(Stored records)
☆ ☆ ☆ ☆ ☆ ☆ ☆

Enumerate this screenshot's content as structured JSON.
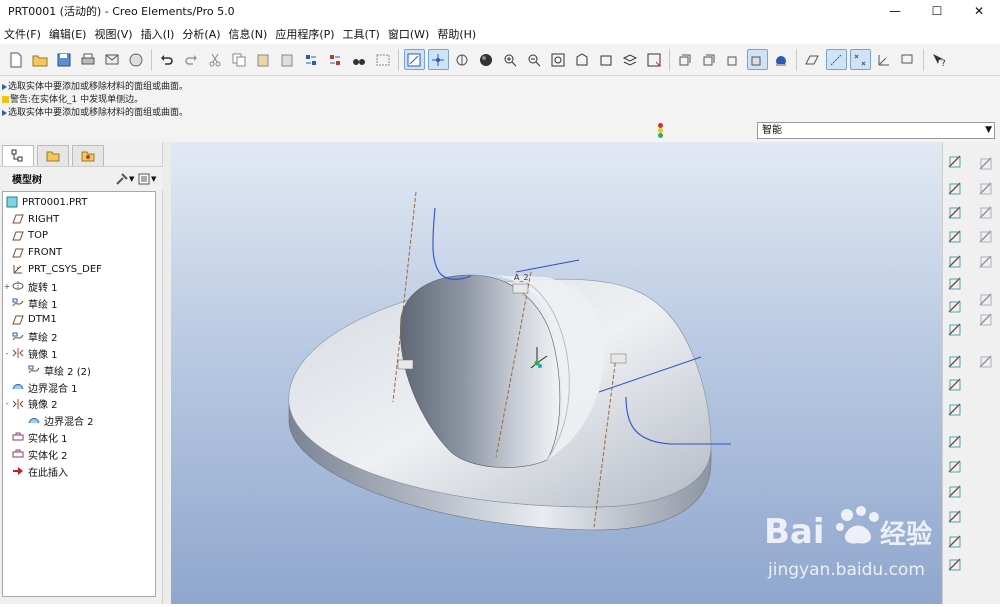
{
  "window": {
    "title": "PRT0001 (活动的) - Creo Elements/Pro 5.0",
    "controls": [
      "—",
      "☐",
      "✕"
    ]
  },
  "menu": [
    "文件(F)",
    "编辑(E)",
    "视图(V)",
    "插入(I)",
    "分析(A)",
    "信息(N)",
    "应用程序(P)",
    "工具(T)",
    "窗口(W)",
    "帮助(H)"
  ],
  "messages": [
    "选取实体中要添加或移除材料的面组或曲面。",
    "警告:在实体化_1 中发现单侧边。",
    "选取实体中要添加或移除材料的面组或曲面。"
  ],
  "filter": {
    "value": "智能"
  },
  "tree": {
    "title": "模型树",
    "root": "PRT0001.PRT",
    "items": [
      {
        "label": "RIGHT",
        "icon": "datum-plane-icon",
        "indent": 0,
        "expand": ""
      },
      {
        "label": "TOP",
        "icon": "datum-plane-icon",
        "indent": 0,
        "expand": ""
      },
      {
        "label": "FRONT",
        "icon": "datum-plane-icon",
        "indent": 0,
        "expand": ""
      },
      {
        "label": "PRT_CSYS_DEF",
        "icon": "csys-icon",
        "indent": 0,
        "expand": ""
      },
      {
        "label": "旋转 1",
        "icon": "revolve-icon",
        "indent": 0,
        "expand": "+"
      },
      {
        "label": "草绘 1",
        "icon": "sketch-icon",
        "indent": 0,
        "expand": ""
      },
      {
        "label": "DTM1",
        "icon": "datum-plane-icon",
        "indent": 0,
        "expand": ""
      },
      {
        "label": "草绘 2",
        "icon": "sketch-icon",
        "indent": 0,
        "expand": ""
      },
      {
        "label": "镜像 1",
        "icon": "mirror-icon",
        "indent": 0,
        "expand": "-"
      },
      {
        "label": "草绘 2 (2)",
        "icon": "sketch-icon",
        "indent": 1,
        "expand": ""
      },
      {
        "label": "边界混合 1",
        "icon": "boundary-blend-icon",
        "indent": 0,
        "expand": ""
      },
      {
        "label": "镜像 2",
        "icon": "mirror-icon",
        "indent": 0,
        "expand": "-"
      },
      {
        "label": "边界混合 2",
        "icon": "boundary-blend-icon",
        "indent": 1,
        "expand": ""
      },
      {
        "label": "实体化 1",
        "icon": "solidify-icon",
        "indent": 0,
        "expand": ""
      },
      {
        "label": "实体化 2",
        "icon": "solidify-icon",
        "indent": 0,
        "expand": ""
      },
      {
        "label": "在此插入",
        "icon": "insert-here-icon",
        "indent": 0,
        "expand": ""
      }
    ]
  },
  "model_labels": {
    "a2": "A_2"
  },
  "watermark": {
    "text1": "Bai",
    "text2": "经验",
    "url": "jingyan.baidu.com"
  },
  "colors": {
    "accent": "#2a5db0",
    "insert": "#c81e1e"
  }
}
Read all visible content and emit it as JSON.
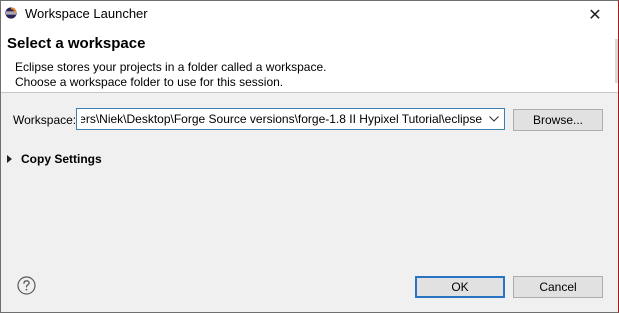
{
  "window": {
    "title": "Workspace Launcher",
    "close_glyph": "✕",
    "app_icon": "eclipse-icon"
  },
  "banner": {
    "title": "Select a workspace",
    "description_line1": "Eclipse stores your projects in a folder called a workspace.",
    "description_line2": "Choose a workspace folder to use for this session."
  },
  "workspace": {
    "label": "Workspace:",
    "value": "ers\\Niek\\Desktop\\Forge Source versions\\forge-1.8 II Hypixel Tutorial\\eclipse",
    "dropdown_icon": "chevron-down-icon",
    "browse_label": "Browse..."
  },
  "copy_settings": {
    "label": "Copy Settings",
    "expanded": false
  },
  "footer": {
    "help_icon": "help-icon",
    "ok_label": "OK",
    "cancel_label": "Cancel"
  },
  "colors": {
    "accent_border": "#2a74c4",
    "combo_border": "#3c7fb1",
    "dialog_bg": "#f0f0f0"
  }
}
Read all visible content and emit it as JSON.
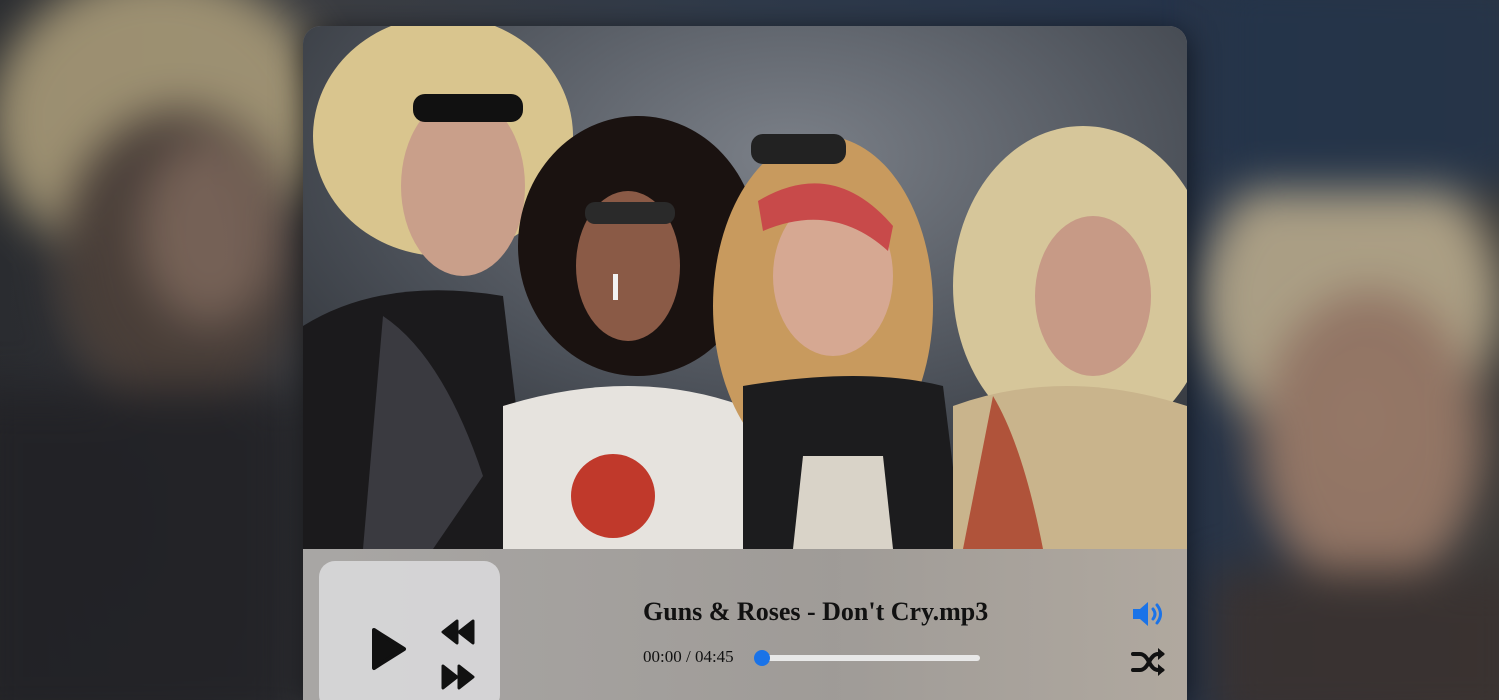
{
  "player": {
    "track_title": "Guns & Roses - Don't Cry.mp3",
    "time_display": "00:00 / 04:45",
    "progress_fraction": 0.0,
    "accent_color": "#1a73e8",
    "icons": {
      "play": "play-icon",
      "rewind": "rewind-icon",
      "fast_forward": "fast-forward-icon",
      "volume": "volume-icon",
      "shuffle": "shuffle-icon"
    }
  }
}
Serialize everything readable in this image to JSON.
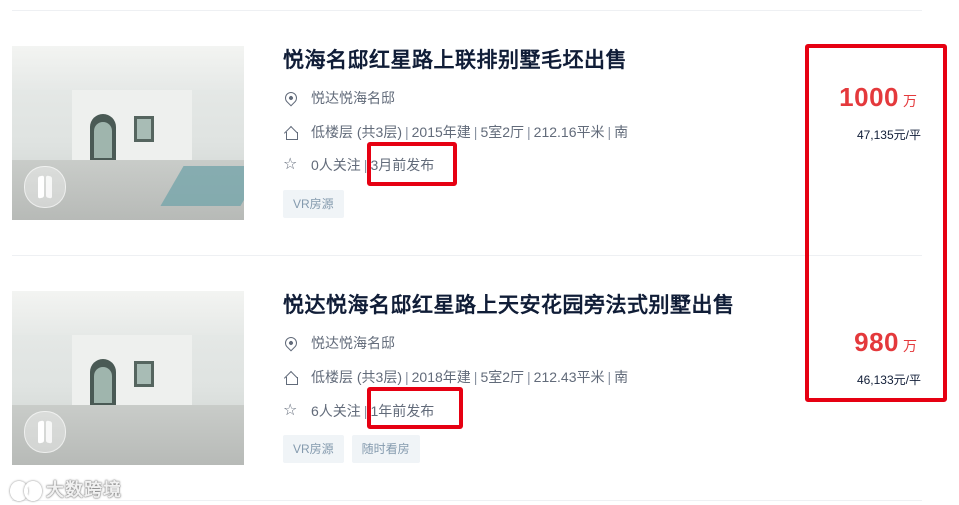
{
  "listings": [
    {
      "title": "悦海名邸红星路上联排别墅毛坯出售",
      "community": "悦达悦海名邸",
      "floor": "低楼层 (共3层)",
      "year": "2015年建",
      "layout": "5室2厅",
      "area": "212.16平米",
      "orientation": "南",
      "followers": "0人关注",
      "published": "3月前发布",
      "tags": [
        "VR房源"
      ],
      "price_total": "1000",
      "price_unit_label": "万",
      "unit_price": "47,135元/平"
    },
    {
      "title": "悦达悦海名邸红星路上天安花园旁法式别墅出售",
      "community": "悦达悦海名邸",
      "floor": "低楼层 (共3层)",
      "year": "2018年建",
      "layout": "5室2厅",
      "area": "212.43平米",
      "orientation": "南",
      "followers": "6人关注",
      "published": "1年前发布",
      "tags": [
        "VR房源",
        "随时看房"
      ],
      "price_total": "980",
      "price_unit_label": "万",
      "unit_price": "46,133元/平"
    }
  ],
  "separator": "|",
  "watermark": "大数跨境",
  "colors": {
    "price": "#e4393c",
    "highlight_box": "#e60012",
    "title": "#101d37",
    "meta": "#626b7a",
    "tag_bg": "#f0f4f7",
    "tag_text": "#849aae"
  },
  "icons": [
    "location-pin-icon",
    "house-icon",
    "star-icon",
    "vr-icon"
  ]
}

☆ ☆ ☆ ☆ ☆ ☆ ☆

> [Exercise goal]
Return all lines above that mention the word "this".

> [Your solution]
Enumerate this screenshot's content as structured JSON.
    "description_line2": "Choose a workspace folder to use for this session."
Serialize everything readable in this image to JSON.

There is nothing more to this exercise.